Data in this exercise:
=-=-=
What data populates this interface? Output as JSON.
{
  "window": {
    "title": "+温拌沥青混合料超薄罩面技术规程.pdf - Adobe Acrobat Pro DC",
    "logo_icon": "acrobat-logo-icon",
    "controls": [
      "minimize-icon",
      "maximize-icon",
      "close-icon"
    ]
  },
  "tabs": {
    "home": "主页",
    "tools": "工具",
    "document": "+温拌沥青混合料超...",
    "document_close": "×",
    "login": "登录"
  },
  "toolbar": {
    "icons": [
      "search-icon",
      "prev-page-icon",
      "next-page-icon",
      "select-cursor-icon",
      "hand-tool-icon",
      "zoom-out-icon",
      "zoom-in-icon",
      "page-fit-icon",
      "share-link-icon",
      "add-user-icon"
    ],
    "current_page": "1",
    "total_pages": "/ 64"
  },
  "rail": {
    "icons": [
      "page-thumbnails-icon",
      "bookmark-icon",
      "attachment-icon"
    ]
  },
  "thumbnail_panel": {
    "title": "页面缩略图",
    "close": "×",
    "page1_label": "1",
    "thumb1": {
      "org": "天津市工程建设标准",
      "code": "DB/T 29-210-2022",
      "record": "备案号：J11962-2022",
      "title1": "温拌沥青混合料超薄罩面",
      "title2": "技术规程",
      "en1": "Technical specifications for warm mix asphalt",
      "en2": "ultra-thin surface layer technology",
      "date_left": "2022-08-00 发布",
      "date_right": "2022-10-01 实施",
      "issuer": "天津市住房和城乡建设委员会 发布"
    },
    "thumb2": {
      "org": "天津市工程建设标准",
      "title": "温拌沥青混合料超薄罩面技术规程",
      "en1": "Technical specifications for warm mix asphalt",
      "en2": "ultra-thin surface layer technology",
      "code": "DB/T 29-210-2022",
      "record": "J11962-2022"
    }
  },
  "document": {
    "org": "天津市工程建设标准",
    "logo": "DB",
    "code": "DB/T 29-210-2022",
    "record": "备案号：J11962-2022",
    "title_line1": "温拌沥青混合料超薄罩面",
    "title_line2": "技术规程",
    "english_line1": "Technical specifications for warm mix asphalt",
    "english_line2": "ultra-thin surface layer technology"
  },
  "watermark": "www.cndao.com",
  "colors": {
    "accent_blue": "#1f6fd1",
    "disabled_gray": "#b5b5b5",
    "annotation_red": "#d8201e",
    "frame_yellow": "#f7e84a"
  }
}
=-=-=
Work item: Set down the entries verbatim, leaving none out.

Result:
What data populates this interface? Output as JSON.
{
  "window": {
    "title": "+温拌沥青混合料超薄罩面技术规程.pdf - Adobe Acrobat Pro DC",
    "logo_icon": "acrobat-logo-icon",
    "controls": [
      "minimize-icon",
      "maximize-icon",
      "close-icon"
    ]
  },
  "tabs": {
    "home": "主页",
    "tools": "工具",
    "document": "+温拌沥青混合料超...",
    "document_close": "×",
    "login": "登录"
  },
  "toolbar": {
    "icons": [
      "search-icon",
      "prev-page-icon",
      "next-page-icon",
      "select-cursor-icon",
      "hand-tool-icon",
      "zoom-out-icon",
      "zoom-in-icon",
      "page-fit-icon",
      "share-link-icon",
      "add-user-icon"
    ],
    "current_page": "1",
    "total_pages": "/ 64"
  },
  "rail": {
    "icons": [
      "page-thumbnails-icon",
      "bookmark-icon",
      "attachment-icon"
    ]
  },
  "thumbnail_panel": {
    "title": "页面缩略图",
    "close": "×",
    "page1_label": "1",
    "thumb1": {
      "org": "天津市工程建设标准",
      "code": "DB/T 29-210-2022",
      "record": "备案号：J11962-2022",
      "title1": "温拌沥青混合料超薄罩面",
      "title2": "技术规程",
      "en1": "Technical specifications for warm mix asphalt",
      "en2": "ultra-thin surface layer technology",
      "date_left": "2022-08-00 发布",
      "date_right": "2022-10-01 实施",
      "issuer": "天津市住房和城乡建设委员会 发布"
    },
    "thumb2": {
      "org": "天津市工程建设标准",
      "title": "温拌沥青混合料超薄罩面技术规程",
      "en1": "Technical specifications for warm mix asphalt",
      "en2": "ultra-thin surface layer technology",
      "code": "DB/T 29-210-2022",
      "record": "J11962-2022"
    }
  },
  "document": {
    "org": "天津市工程建设标准",
    "logo": "DB",
    "code": "DB/T 29-210-2022",
    "record": "备案号：J11962-2022",
    "title_line1": "温拌沥青混合料超薄罩面",
    "title_line2": "技术规程",
    "english_line1": "Technical specifications for warm mix asphalt",
    "english_line2": "ultra-thin surface layer technology"
  },
  "watermark": "www.cndao.com",
  "colors": {
    "accent_blue": "#1f6fd1",
    "disabled_gray": "#b5b5b5",
    "annotation_red": "#d8201e",
    "frame_yellow": "#f7e84a"
  }
}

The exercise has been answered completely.